After agreeing the broad outline of a deal last February, Group of 20 finance chiefs will tackle the vexing details of the plan, which could prove a tough test of countries' willingness to open themselves up to outside scrutiny.
G20 members will try to determine when debt levels, trade deficits or other indicators point to a systemic risk, with a view to naming and shaming those nations that present the biggest problems for stability.
The United States, Germany, China and Japan are already certain to be on the list, according to a person close to the negotiations, but were likely to have company.
Some analysts say the process is an underhanded way to lead China, finally, to change its export-led economic model and encourage domestic demand.
The other major powers, with the United States at the fore, accuse Beijing of keeping its yuan currency artificially low to boost exports and build up foreign reserves, systematically handicapping its trade partners.
According to a mechanism "which can appear complex and technocratic," as one negotiator put it, guidelines are to be agreed by the G20 that will take into account national or regional circumstances.
Currency issues and reform of the international monetary system were also to figure on the G20 agenda in Washington.
France, which holds the rotating presidency of the powerful group this year, is pushing for a timetable for the integration of the Chinese currency into the basket of currencies used as an international reserve asset by the IMF, the so-called Special Drawing Rights.
The SDR basket currently is based on the dollar, euro, yen and pound.
Including the yuan in the basket would be a strong signal of China's growing role in the economic order.
The G20 finance ministers and central bank governors will start the two-day meetings on late Thursday with an overview of the world economy's recovery from the 2009 recession, clouded by new challenges from Arab revolts and Japan's earthquake disaster.
The outlook of the advanced and emerging economies is expected to be broadly in line with the IMF global economic forecasts released on Monday, which saw the recovery firming but at risk from higher oil prices.
"The global economy is facing new challenges, with unrest in the Middle East and the earthquake in Japan," a delegation member said.
"But the recovery seems to be based on factors that should allow it to resist these shocks," the person said.
For global growth that is "strong, sustainable and balanced" -- the G20 mantra -- the G20 finance chiefs are set to refine their approach to paring harmful imbalances.
They also plan to analyze recent IMF recommendations for the management of capital flows, including for the first time capital controls, which the Fund for years had argued against.
The G20 powwow comes on the sidelines of the IMF and World Bank annual spring meetings that draw officials from the Washington-based institutions' 187 nation members to the US capital.
The Group of Seven advanced economies, which intervened in currency markets to weaken a surging yen after the March 11 earthquake and tsunami calamity in Japan, is to meet in advance of the G20.
In addition to the G7 -- Britain, Canada, France, Germany, Italy, Japan and the United States -- the G20 includes fast-growing emerging economies such as the so-called BRICS: Brazil, Russia, India, China and South Africa.

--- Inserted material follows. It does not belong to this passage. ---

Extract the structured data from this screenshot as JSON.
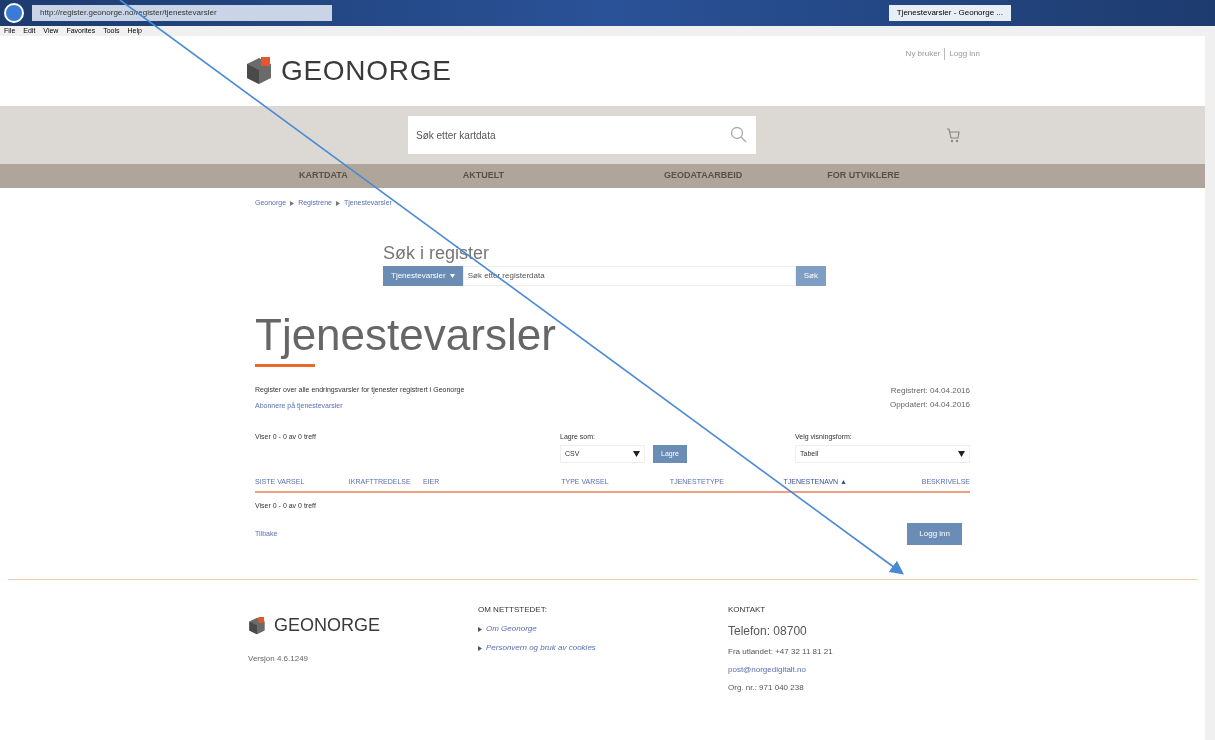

The G20 discussions could feed into France's desire for a "code of conduct" to address excessive private capital flows that have plagued Brazil and other emerging economies.
A proposed tax on financial transactions, a key priority of the French G20 presidency, was endorsed by 1,000 economists from 53 countries in a letter on Wednesday to the G20 finance chiefs.
"This money is urgently needed to raise revenue for global and domestic public goods such as health, education and water, and to tackle the challenge of climate change," the economists wrote.
"Given the automation of payments, this tax is technically feasible. It is morally right."